== Segment start ==

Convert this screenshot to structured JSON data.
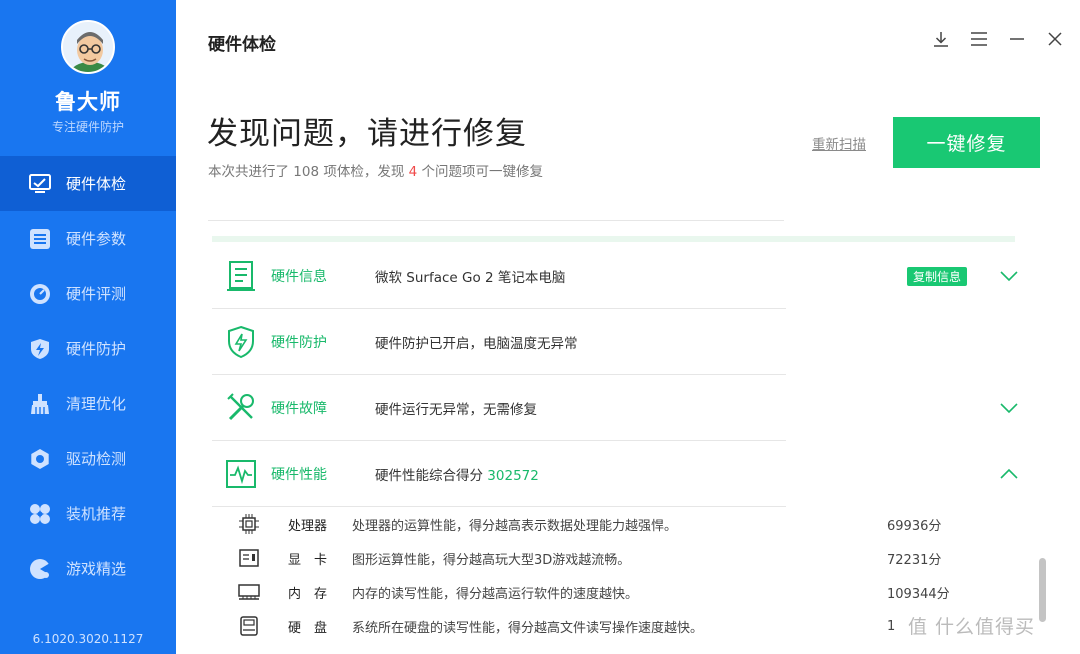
{
  "sidebar": {
    "brand": "鲁大师",
    "slogan": "专注硬件防护",
    "items": [
      {
        "label": "硬件体检",
        "icon": "monitor-check-icon",
        "active": true
      },
      {
        "label": "硬件参数",
        "icon": "list-icon",
        "active": false
      },
      {
        "label": "硬件评测",
        "icon": "speedometer-icon",
        "active": false
      },
      {
        "label": "硬件防护",
        "icon": "shield-bolt-icon",
        "active": false
      },
      {
        "label": "清理优化",
        "icon": "broom-icon",
        "active": false
      },
      {
        "label": "驱动检测",
        "icon": "gear-icon",
        "active": false
      },
      {
        "label": "装机推荐",
        "icon": "clover-icon",
        "active": false
      },
      {
        "label": "游戏精选",
        "icon": "game-icon",
        "active": false
      }
    ],
    "version": "6.1020.3020.1127"
  },
  "header": {
    "title": "硬件体检"
  },
  "summary": {
    "headline": "发现问题，请进行修复",
    "sub_prefix": "本次共进行了 108 项体检，发现 ",
    "issue_count": "4",
    "sub_suffix": " 个问题项可一键修复",
    "rescan_label": "重新扫描",
    "fix_label": "一键修复"
  },
  "sections": [
    {
      "title": "硬件信息",
      "desc": "微软 Surface Go 2 笔记本电脑",
      "badge": "复制信息",
      "icon": "document-icon"
    },
    {
      "title": "硬件防护",
      "desc": "硬件防护已开启，电脑温度无异常",
      "icon": "shield-icon"
    },
    {
      "title": "硬件故障",
      "desc": "硬件运行无异常，无需修复",
      "icon": "tools-icon"
    },
    {
      "title": "硬件性能",
      "desc": "硬件性能综合得分 ",
      "score": "302572",
      "icon": "pulse-icon"
    }
  ],
  "performance_rows": [
    {
      "name": "处理器",
      "desc": "处理器的运算性能，得分越高表示数据处理能力越强悍。",
      "score": "69936分",
      "icon": "cpu-icon"
    },
    {
      "name": "显　卡",
      "desc": "图形运算性能，得分越高玩大型3D游戏越流畅。",
      "score": "72231分",
      "icon": "gpu-icon"
    },
    {
      "name": "内　存",
      "desc": "内存的读写性能，得分越高运行软件的速度越快。",
      "score": "109344分",
      "icon": "memory-icon"
    },
    {
      "name": "硬　盘",
      "desc": "系统所在硬盘的读写性能，得分越高文件读写操作速度越快。",
      "score": "1",
      "icon": "disk-icon"
    }
  ],
  "watermark": "值 什么值得买",
  "colors": {
    "sidebar": "#1976f0",
    "sidebar_active": "#0f5fd4",
    "accent_green": "#19c873",
    "alert_red": "#f04a4a"
  }
}
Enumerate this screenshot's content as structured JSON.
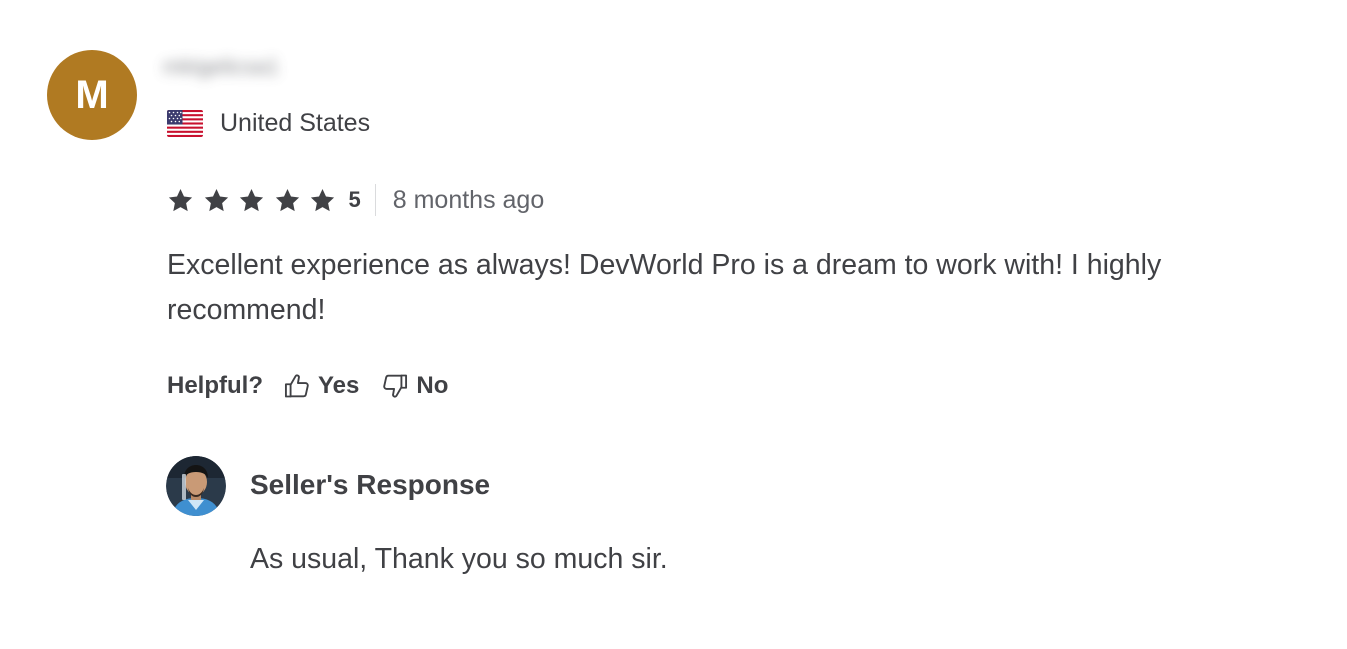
{
  "reviewer": {
    "avatar_letter": "M",
    "avatar_color": "#b07a22",
    "username": "mktgelicsa1",
    "country": "United States",
    "country_flag_icon": "us-flag-icon"
  },
  "rating": {
    "stars": 5,
    "value": "5",
    "star_color": "#404145",
    "time_ago": "8 months ago"
  },
  "review": {
    "text": "Excellent experience as always! DevWorld Pro is a dream to work with! I highly recommend!"
  },
  "helpful": {
    "label": "Helpful?",
    "yes_label": "Yes",
    "no_label": "No",
    "yes_icon": "thumbs-up-icon",
    "no_icon": "thumbs-down-icon"
  },
  "seller_response": {
    "title": "Seller's Response",
    "text": "As usual, Thank you so much sir."
  }
}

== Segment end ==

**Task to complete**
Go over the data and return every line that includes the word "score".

**Exercise answer**
      "score": "302572",
      "score": "69936分",
      "score": "72231分",
      "score": "109344分",
      "score": "1",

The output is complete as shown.